■ INPUT ■
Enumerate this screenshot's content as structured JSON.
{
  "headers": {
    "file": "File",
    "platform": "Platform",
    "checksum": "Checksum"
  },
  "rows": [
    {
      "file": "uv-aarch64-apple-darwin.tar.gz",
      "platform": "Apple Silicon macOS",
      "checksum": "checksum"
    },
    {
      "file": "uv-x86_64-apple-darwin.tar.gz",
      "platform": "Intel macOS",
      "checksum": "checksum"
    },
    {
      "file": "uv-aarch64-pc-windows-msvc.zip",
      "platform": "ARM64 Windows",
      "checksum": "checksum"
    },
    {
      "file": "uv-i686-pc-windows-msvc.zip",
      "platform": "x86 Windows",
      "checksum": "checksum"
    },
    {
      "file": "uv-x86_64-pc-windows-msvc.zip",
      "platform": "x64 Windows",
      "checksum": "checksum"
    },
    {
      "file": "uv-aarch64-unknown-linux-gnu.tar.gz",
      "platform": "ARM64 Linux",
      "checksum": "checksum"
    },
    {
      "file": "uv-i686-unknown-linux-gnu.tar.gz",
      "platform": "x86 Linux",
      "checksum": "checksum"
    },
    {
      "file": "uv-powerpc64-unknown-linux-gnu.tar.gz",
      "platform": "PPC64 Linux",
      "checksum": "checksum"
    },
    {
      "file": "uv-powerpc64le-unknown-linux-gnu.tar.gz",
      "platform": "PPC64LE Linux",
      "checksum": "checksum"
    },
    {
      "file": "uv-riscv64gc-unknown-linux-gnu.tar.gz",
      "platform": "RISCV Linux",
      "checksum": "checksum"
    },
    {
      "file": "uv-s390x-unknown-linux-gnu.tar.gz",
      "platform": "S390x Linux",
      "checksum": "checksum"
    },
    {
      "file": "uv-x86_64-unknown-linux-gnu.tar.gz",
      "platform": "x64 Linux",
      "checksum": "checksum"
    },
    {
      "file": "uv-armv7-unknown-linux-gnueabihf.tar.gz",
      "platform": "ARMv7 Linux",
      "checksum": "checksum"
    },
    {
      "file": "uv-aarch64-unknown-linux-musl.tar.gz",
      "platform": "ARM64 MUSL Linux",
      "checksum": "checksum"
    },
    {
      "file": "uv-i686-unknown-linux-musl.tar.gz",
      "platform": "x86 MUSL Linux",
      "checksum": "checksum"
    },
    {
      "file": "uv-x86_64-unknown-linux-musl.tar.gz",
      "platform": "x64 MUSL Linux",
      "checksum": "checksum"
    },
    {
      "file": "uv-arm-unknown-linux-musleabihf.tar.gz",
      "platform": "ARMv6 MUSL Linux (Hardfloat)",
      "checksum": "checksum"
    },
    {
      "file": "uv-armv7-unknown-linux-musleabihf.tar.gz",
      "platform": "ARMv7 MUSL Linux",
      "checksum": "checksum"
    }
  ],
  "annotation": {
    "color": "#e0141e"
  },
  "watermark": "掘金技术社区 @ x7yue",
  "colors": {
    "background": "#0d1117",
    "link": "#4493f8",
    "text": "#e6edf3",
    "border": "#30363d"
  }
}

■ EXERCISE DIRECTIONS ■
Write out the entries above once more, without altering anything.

■ EXERCISE RESULT ■
Enumerate this screenshot's content as structured JSON.
{
  "headers": {
    "file": "File",
    "platform": "Platform",
    "checksum": "Checksum"
  },
  "rows": [
    {
      "file": "uv-aarch64-apple-darwin.tar.gz",
      "platform": "Apple Silicon macOS",
      "checksum": "checksum"
    },
    {
      "file": "uv-x86_64-apple-darwin.tar.gz",
      "platform": "Intel macOS",
      "checksum": "checksum"
    },
    {
      "file": "uv-aarch64-pc-windows-msvc.zip",
      "platform": "ARM64 Windows",
      "checksum": "checksum"
    },
    {
      "file": "uv-i686-pc-windows-msvc.zip",
      "platform": "x86 Windows",
      "checksum": "checksum"
    },
    {
      "file": "uv-x86_64-pc-windows-msvc.zip",
      "platform": "x64 Windows",
      "checksum": "checksum"
    },
    {
      "file": "uv-aarch64-unknown-linux-gnu.tar.gz",
      "platform": "ARM64 Linux",
      "checksum": "checksum"
    },
    {
      "file": "uv-i686-unknown-linux-gnu.tar.gz",
      "platform": "x86 Linux",
      "checksum": "checksum"
    },
    {
      "file": "uv-powerpc64-unknown-linux-gnu.tar.gz",
      "platform": "PPC64 Linux",
      "checksum": "checksum"
    },
    {
      "file": "uv-powerpc64le-unknown-linux-gnu.tar.gz",
      "platform": "PPC64LE Linux",
      "checksum": "checksum"
    },
    {
      "file": "uv-riscv64gc-unknown-linux-gnu.tar.gz",
      "platform": "RISCV Linux",
      "checksum": "checksum"
    },
    {
      "file": "uv-s390x-unknown-linux-gnu.tar.gz",
      "platform": "S390x Linux",
      "checksum": "checksum"
    },
    {
      "file": "uv-x86_64-unknown-linux-gnu.tar.gz",
      "platform": "x64 Linux",
      "checksum": "checksum"
    },
    {
      "file": "uv-armv7-unknown-linux-gnueabihf.tar.gz",
      "platform": "ARMv7 Linux",
      "checksum": "checksum"
    },
    {
      "file": "uv-aarch64-unknown-linux-musl.tar.gz",
      "platform": "ARM64 MUSL Linux",
      "checksum": "checksum"
    },
    {
      "file": "uv-i686-unknown-linux-musl.tar.gz",
      "platform": "x86 MUSL Linux",
      "checksum": "checksum"
    },
    {
      "file": "uv-x86_64-unknown-linux-musl.tar.gz",
      "platform": "x64 MUSL Linux",
      "checksum": "checksum"
    },
    {
      "file": "uv-arm-unknown-linux-musleabihf.tar.gz",
      "platform": "ARMv6 MUSL Linux (Hardfloat)",
      "checksum": "checksum"
    },
    {
      "file": "uv-armv7-unknown-linux-musleabihf.tar.gz",
      "platform": "ARMv7 MUSL Linux",
      "checksum": "checksum"
    }
  ],
  "annotation": {
    "color": "#e0141e"
  },
  "watermark": "掘金技术社区 @ x7yue",
  "colors": {
    "background": "#0d1117",
    "link": "#4493f8",
    "text": "#e6edf3",
    "border": "#30363d"
  }
}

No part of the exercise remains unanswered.